Network operator Chorus has reported a net profit after tax of NZ$64 million for the half year ended December 31, down from NZ$78 million the year before.
Revenue was NZ$527 million, down from NZ$535 million.
The company, which is contracted to build the bulk of New Zealand's government-backed Ultra-Fast Broadband (UFB) network, reported a 55 percent increase in fibre connections during the period to a total of 65,000.
Chorus also told investors that its part of the UFB rollout is now 38 percent complete, somewhat behind the national average of 43 percent announced by Communications Minister Amy Adams in February.
Chorus continued to badger politicians to deliver regulatory certainty for the telecommunications market.

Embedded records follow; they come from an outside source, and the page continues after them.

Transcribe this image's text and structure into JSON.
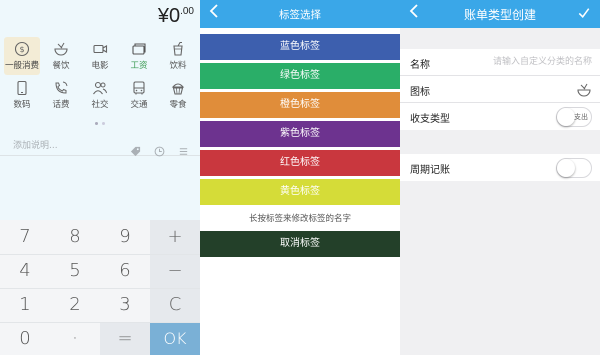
{
  "calculator": {
    "amount_main": "¥0",
    "amount_decimal": ".00",
    "categories": [
      {
        "label": "一般消费",
        "icon": "coin-icon"
      },
      {
        "label": "餐饮",
        "icon": "bowl-icon"
      },
      {
        "label": "电影",
        "icon": "video-camera-icon"
      },
      {
        "label": "工资",
        "icon": "wallet-icon"
      },
      {
        "label": "饮料",
        "icon": "cup-icon"
      },
      {
        "label": "数码",
        "icon": "phone-icon"
      },
      {
        "label": "话费",
        "icon": "phone-call-icon"
      },
      {
        "label": "社交",
        "icon": "people-icon"
      },
      {
        "label": "交通",
        "icon": "bus-icon"
      },
      {
        "label": "零食",
        "icon": "cupcake-icon"
      }
    ],
    "note_placeholder": "添加说明...",
    "keys": [
      [
        "7",
        "8",
        "9",
        "+"
      ],
      [
        "4",
        "5",
        "6",
        "−"
      ],
      [
        "1",
        "2",
        "3",
        "C"
      ],
      [
        "0",
        "·",
        "=",
        "OK"
      ]
    ],
    "colors": {
      "ok": "#7ab0d6",
      "highlight": "#3a9a52"
    }
  },
  "tag_select": {
    "title": "标签选择",
    "tags": [
      {
        "label": "蓝色标签",
        "color": "#3d5fae"
      },
      {
        "label": "绿色标签",
        "color": "#2aae68"
      },
      {
        "label": "橙色标签",
        "color": "#e08d3a"
      },
      {
        "label": "紫色标签",
        "color": "#6d338f"
      },
      {
        "label": "红色标签",
        "color": "#c9373e"
      },
      {
        "label": "黄色标签",
        "color": "#d5dc38"
      }
    ],
    "hint": "长按标签来修改标签的名字",
    "cancel_label": "取消标签",
    "cancel_color": "#234029"
  },
  "create_type": {
    "title": "账单类型创建",
    "name_label": "名称",
    "name_placeholder": "请输入自定义分类的名称",
    "icon_label": "图标",
    "icon_value": "bowl-icon",
    "type_label": "收支类型",
    "type_toggle_text": "支出",
    "recurring_label": "周期记账"
  },
  "nav_color": "#3aa7e8"
}
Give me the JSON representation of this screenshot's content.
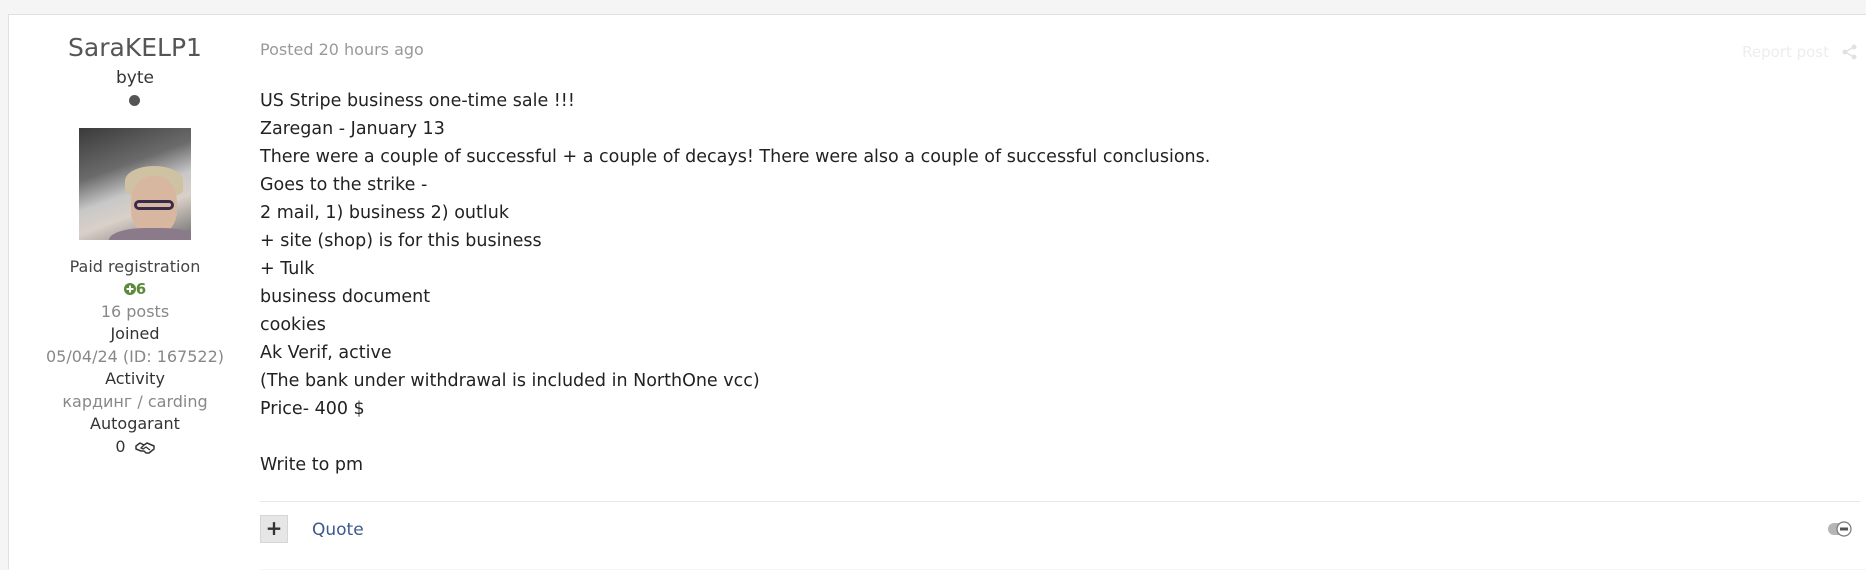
{
  "author": {
    "username": "SaraKELP1",
    "rank": "byte",
    "group": "Paid registration",
    "reputation": "6",
    "posts": "16 posts",
    "joined_label": "Joined",
    "joined_value": "05/04/24 (ID: 167522)",
    "activity_label": "Activity",
    "activity_value": "кардинг / carding",
    "autogarant_label": "Autogarant",
    "autogarant_value": "0"
  },
  "post": {
    "date_prefix": "Posted",
    "date_value": "20 hours ago",
    "report_label": "Report post",
    "lines": [
      "US Stripe business one-time sale !!!",
      "Zaregan - January 13",
      "There were a couple of successful + a couple of decays! There were also a couple of successful conclusions.",
      "Goes to the strike -",
      "2 mail, 1) business 2) outluk",
      "+ site (shop) is for this business",
      "+ Tulk",
      "business document",
      "cookies",
      "Ak Verif, active",
      "(The bank under withdrawal is included in NorthOne vcc)",
      "Price- 400 $",
      "",
      "Write to pm"
    ]
  },
  "actions": {
    "plus_label": "+",
    "quote_label": "Quote"
  },
  "icons": {
    "status": "offline-dot-icon",
    "reputation": "plus-circle-icon",
    "autogarant": "handshake-icon",
    "share": "share-icon",
    "moderation": "toggle-icon"
  },
  "colors": {
    "reputation": "#5a8a3a",
    "link": "#3a5a8a",
    "muted": "#999999"
  }
}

"The current uncertainty for long-term investment makes early clarity of the post-2020 regulatory framework crucial," it told the market.
A November 2014 briefing to the incoming minister for communications said legislation would need to be in place during the current parliament if it is to take effect in 2020.
"Chorus looks forward to a framework that brings together price, quality, and investment conversations if consumer demands for better services are to be realised," Chorus chief executive Mark Ratcliffe said,
"Ongoing investment in open access networks is critical to fostering more of the innovation and competition we're beginning to see in New Zealand."
Regulator the Commerce Commission has been reviewing the price Chorus can charge for the legacy wholesale copper broadband services that still deliver the bulk of the company's revenue.
Initially, the commission flagged deep cuts to those prices, forcing Chorus to negotiate changes in the UFB rollout with the government and to suspend dividends to shareholders until final pricing was determined.
More recent reviews have delivered forecast pricing more favourable to the company, but the process is ongoing.
Chorus said it had lodged its submission on the commission's draft final pricing consultation, including a new report by Analysys Mason.
Chorus said its own submission and models developed by French consultancy TERA for the commission were "broadly aligned". Both supported a significant rebalancing of the wholesale price.
However, Analysys Mason's review identified what Chorus called "omissions and oversights".
"If these alone alone were corrected, Chorus would expect the Total Service Long Run Incremental Cost price to be at or above 2011 levels," the company said. "This is a view that Chorus has consistently communicated over the last two years."